■ **ASSIGNED TASK**:
If an entry holds a picture, leave the picture out and copy the rest exactly.

*** Opening of DATASET EXTRACT ***

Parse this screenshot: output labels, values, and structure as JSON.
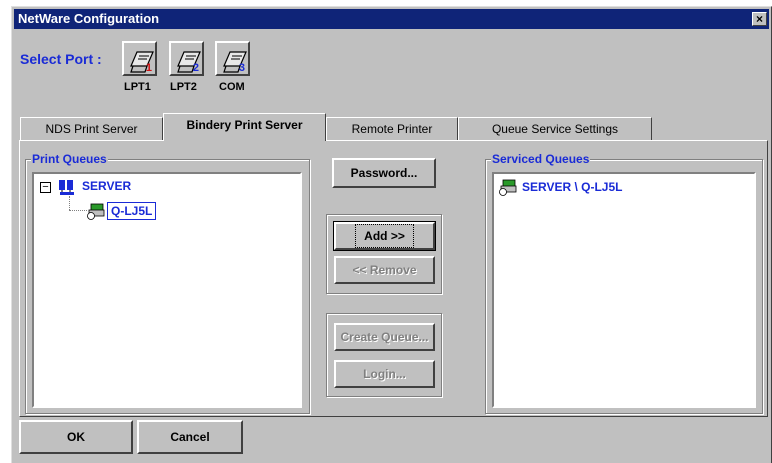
{
  "window": {
    "title": "NetWare Configuration",
    "close_symbol": "×"
  },
  "select_port": {
    "label": "Select Port :",
    "ports": [
      {
        "label": "LPT1",
        "number": "1",
        "number_color": "#d01010"
      },
      {
        "label": "LPT2",
        "number": "2",
        "number_color": "#1a2bd6"
      },
      {
        "label": "COM",
        "number": "3",
        "number_color": "#1a2bd6"
      }
    ]
  },
  "tabs": [
    {
      "label": "NDS Print Server",
      "active": false
    },
    {
      "label": "Bindery Print Server",
      "active": true
    },
    {
      "label": "Remote Printer",
      "active": false
    },
    {
      "label": "Queue Service Settings",
      "active": false
    }
  ],
  "print_queues": {
    "title": "Print Queues",
    "tree": {
      "expander": "−",
      "root": "SERVER",
      "child": "Q-LJ5L"
    }
  },
  "serviced_queues": {
    "title": "Serviced Queues",
    "items": [
      "SERVER \\ Q-LJ5L"
    ]
  },
  "buttons": {
    "password": "Password...",
    "add": "Add >>",
    "remove": "<< Remove",
    "create_queue": "Create Queue...",
    "login": "Login...",
    "ok": "OK",
    "cancel": "Cancel"
  },
  "colors": {
    "title_bar": "#0f2478",
    "accent_text": "#1a2bd6",
    "dialog_bg": "#c0c0c0"
  }
}
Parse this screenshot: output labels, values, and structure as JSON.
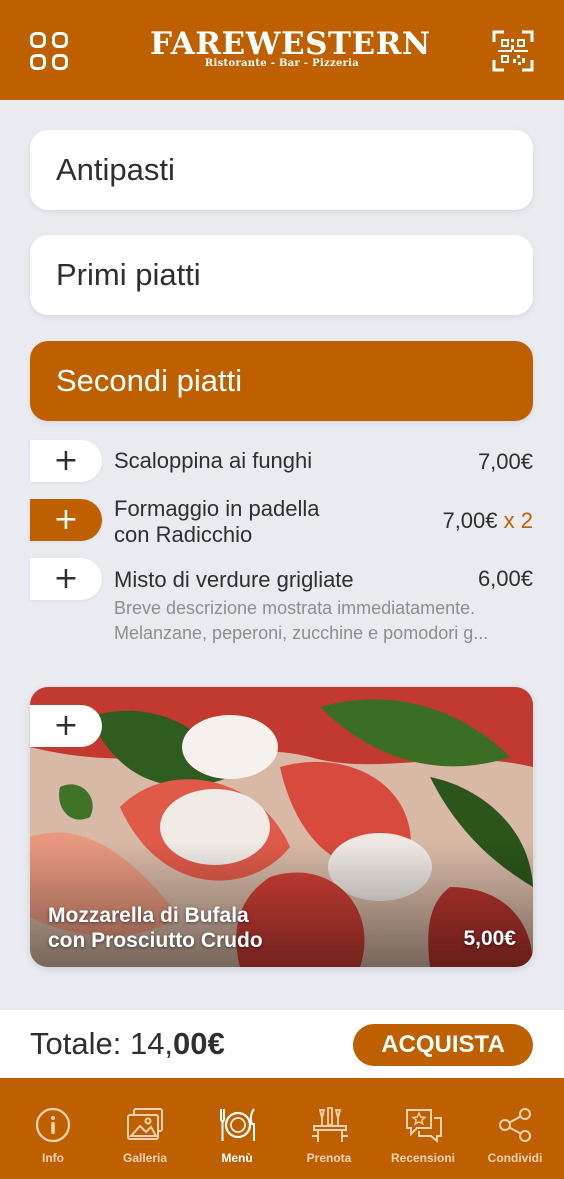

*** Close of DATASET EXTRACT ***

■ **REPLY**:
Parse this screenshot: output labels, values, and structure as JSON.
{
  "window": {
    "title": "NetWare Configuration",
    "close_symbol": "×"
  },
  "select_port": {
    "label": "Select Port :",
    "ports": [
      {
        "label": "LPT1",
        "number": "1",
        "number_color": "#d01010"
      },
      {
        "label": "LPT2",
        "number": "2",
        "number_color": "#1a2bd6"
      },
      {
        "label": "COM",
        "number": "3",
        "number_color": "#1a2bd6"
      }
    ]
  },
  "tabs": [
    {
      "label": "NDS Print Server",
      "active": false
    },
    {
      "label": "Bindery Print Server",
      "active": true
    },
    {
      "label": "Remote Printer",
      "active": false
    },
    {
      "label": "Queue Service Settings",
      "active": false
    }
  ],
  "print_queues": {
    "title": "Print Queues",
    "tree": {
      "expander": "−",
      "root": "SERVER",
      "child": "Q-LJ5L"
    }
  },
  "serviced_queues": {
    "title": "Serviced Queues",
    "items": [
      "SERVER \\ Q-LJ5L"
    ]
  },
  "buttons": {
    "password": "Password...",
    "add": "Add >>",
    "remove": "<< Remove",
    "create_queue": "Create Queue...",
    "login": "Login...",
    "ok": "OK",
    "cancel": "Cancel"
  },
  "colors": {
    "title_bar": "#0f2478",
    "accent_text": "#1a2bd6",
    "dialog_bg": "#c0c0c0"
  }
}
Parse this screenshot: output labels, values, and structure as JSON.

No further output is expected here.